** Opening SUPPLIED MATERIAL block **

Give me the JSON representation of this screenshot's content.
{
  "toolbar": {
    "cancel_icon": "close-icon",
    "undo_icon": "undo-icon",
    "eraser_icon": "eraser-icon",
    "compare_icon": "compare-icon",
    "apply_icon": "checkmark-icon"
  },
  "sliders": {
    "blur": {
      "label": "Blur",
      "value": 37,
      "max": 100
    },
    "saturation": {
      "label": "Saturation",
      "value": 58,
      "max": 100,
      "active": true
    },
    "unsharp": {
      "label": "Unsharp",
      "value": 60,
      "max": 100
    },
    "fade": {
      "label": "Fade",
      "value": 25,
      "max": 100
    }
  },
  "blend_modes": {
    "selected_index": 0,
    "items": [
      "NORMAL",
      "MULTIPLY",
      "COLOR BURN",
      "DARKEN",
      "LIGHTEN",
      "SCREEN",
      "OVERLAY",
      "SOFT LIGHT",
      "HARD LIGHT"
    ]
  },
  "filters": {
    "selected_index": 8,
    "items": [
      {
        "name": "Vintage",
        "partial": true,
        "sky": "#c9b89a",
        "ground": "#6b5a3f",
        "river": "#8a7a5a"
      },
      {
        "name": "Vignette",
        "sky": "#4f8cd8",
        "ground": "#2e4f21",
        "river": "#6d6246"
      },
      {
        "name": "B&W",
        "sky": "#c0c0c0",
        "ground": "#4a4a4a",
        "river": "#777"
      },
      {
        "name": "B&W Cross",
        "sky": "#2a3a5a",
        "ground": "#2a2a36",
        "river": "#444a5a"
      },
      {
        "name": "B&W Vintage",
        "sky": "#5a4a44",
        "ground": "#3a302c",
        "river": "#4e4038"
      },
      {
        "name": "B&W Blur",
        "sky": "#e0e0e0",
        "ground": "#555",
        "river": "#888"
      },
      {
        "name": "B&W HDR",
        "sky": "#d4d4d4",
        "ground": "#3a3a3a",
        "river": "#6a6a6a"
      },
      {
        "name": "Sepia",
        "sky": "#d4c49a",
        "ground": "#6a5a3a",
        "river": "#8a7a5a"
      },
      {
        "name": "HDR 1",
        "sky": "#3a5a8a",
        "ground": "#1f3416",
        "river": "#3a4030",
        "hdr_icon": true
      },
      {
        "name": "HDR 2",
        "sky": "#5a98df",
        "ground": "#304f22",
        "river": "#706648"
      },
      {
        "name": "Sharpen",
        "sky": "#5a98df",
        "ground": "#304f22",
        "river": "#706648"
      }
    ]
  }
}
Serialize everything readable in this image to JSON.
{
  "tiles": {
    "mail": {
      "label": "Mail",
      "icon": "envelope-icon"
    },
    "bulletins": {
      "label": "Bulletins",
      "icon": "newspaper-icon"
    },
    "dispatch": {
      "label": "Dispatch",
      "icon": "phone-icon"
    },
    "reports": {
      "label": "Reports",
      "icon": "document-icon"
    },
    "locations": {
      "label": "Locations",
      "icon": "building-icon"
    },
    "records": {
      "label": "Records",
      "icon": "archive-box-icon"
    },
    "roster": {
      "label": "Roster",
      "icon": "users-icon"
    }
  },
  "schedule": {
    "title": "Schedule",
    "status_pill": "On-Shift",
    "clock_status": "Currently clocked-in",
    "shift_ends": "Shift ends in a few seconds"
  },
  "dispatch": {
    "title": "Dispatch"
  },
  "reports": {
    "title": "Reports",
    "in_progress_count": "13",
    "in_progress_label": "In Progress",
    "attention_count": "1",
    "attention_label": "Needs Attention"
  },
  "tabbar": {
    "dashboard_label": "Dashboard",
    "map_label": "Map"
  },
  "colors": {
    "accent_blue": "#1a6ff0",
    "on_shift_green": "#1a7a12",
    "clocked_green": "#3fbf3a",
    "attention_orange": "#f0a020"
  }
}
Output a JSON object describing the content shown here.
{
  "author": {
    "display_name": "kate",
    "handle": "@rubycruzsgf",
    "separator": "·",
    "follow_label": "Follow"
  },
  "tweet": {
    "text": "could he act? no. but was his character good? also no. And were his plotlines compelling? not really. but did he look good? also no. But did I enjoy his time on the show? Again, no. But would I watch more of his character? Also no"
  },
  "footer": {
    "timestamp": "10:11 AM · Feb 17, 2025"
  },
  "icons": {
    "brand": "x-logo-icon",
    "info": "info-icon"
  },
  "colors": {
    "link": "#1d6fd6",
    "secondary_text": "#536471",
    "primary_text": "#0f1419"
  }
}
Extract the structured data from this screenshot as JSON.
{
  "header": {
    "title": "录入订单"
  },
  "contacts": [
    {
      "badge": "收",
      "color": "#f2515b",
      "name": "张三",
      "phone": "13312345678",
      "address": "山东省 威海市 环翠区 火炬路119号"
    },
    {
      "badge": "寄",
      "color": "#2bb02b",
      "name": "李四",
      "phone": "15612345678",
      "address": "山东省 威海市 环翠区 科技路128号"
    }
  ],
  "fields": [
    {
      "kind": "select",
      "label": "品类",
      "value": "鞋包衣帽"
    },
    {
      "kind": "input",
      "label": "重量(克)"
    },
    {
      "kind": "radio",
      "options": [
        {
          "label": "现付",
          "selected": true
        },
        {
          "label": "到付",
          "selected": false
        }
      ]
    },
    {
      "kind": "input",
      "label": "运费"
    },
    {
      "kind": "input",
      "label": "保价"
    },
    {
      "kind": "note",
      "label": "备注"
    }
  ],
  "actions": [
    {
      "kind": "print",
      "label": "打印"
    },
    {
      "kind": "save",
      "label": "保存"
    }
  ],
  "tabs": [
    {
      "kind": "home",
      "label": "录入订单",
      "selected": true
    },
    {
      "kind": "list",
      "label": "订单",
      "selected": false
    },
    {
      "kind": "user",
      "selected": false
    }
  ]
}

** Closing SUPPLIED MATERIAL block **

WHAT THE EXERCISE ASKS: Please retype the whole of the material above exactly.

RESPONSE FOR THIS EXERCISE:
Give me the JSON representation of this screenshot's content.
{
  "toolbar": {
    "cancel_icon": "close-icon",
    "undo_icon": "undo-icon",
    "eraser_icon": "eraser-icon",
    "compare_icon": "compare-icon",
    "apply_icon": "checkmark-icon"
  },
  "sliders": {
    "blur": {
      "label": "Blur",
      "value": 37,
      "max": 100
    },
    "saturation": {
      "label": "Saturation",
      "value": 58,
      "max": 100,
      "active": true
    },
    "unsharp": {
      "label": "Unsharp",
      "value": 60,
      "max": 100
    },
    "fade": {
      "label": "Fade",
      "value": 25,
      "max": 100
    }
  },
  "blend_modes": {
    "selected_index": 0,
    "items": [
      "NORMAL",
      "MULTIPLY",
      "COLOR BURN",
      "DARKEN",
      "LIGHTEN",
      "SCREEN",
      "OVERLAY",
      "SOFT LIGHT",
      "HARD LIGHT"
    ]
  },
  "filters": {
    "selected_index": 8,
    "items": [
      {
        "name": "Vintage",
        "partial": true,
        "sky": "#c9b89a",
        "ground": "#6b5a3f",
        "river": "#8a7a5a"
      },
      {
        "name": "Vignette",
        "sky": "#4f8cd8",
        "ground": "#2e4f21",
        "river": "#6d6246"
      },
      {
        "name": "B&W",
        "sky": "#c0c0c0",
        "ground": "#4a4a4a",
        "river": "#777"
      },
      {
        "name": "B&W Cross",
        "sky": "#2a3a5a",
        "ground": "#2a2a36",
        "river": "#444a5a"
      },
      {
        "name": "B&W Vintage",
        "sky": "#5a4a44",
        "ground": "#3a302c",
        "river": "#4e4038"
      },
      {
        "name": "B&W Blur",
        "sky": "#e0e0e0",
        "ground": "#555",
        "river": "#888"
      },
      {
        "name": "B&W HDR",
        "sky": "#d4d4d4",
        "ground": "#3a3a3a",
        "river": "#6a6a6a"
      },
      {
        "name": "Sepia",
        "sky": "#d4c49a",
        "ground": "#6a5a3a",
        "river": "#8a7a5a"
      },
      {
        "name": "HDR 1",
        "sky": "#3a5a8a",
        "ground": "#1f3416",
        "river": "#3a4030",
        "hdr_icon": true
      },
      {
        "name": "HDR 2",
        "sky": "#5a98df",
        "ground": "#304f22",
        "river": "#706648"
      },
      {
        "name": "Sharpen",
        "sky": "#5a98df",
        "ground": "#304f22",
        "river": "#706648"
      }
    ]
  }
}
Serialize everything readable in this image to JSON.
{
  "tiles": {
    "mail": {
      "label": "Mail",
      "icon": "envelope-icon"
    },
    "bulletins": {
      "label": "Bulletins",
      "icon": "newspaper-icon"
    },
    "dispatch": {
      "label": "Dispatch",
      "icon": "phone-icon"
    },
    "reports": {
      "label": "Reports",
      "icon": "document-icon"
    },
    "locations": {
      "label": "Locations",
      "icon": "building-icon"
    },
    "records": {
      "label": "Records",
      "icon": "archive-box-icon"
    },
    "roster": {
      "label": "Roster",
      "icon": "users-icon"
    }
  },
  "schedule": {
    "title": "Schedule",
    "status_pill": "On-Shift",
    "clock_status": "Currently clocked-in",
    "shift_ends": "Shift ends in a few seconds"
  },
  "dispatch": {
    "title": "Dispatch"
  },
  "reports": {
    "title": "Reports",
    "in_progress_count": "13",
    "in_progress_label": "In Progress",
    "attention_count": "1",
    "attention_label": "Needs Attention"
  },
  "tabbar": {
    "dashboard_label": "Dashboard",
    "map_label": "Map"
  },
  "colors": {
    "accent_blue": "#1a6ff0",
    "on_shift_green": "#1a7a12",
    "clocked_green": "#3fbf3a",
    "attention_orange": "#f0a020"
  }
}
Output a JSON object describing the content shown here.
{
  "author": {
    "display_name": "kate",
    "handle": "@rubycruzsgf",
    "separator": "·",
    "follow_label": "Follow"
  },
  "tweet": {
    "text": "could he act? no. but was his character good? also no. And were his plotlines compelling? not really. but did he look good? also no. But did I enjoy his time on the show? Again, no. But would I watch more of his character? Also no"
  },
  "footer": {
    "timestamp": "10:11 AM · Feb 17, 2025"
  },
  "icons": {
    "brand": "x-logo-icon",
    "info": "info-icon"
  },
  "colors": {
    "link": "#1d6fd6",
    "secondary_text": "#536471",
    "primary_text": "#0f1419"
  }
}
Extract the structured data from this screenshot as JSON.
{
  "header": {
    "title": "录入订单"
  },
  "contacts": [
    {
      "badge": "收",
      "color": "#f2515b",
      "name": "张三",
      "phone": "13312345678",
      "address": "山东省 威海市 环翠区 火炬路119号"
    },
    {
      "badge": "寄",
      "color": "#2bb02b",
      "name": "李四",
      "phone": "15612345678",
      "address": "山东省 威海市 环翠区 科技路128号"
    }
  ],
  "fields": [
    {
      "kind": "select",
      "label": "品类",
      "value": "鞋包衣帽"
    },
    {
      "kind": "input",
      "label": "重量(克)"
    },
    {
      "kind": "radio",
      "options": [
        {
          "label": "现付",
          "selected": true
        },
        {
          "label": "到付",
          "selected": false
        }
      ]
    },
    {
      "kind": "input",
      "label": "运费"
    },
    {
      "kind": "input",
      "label": "保价"
    },
    {
      "kind": "note",
      "label": "备注"
    }
  ],
  "actions": [
    {
      "kind": "print",
      "label": "打印"
    },
    {
      "kind": "save",
      "label": "保存"
    }
  ],
  "tabs": [
    {
      "kind": "home",
      "label": "录入订单",
      "selected": true
    },
    {
      "kind": "list",
      "label": "订单",
      "selected": false
    },
    {
      "kind": "user",
      "selected": false
    }
  ]
}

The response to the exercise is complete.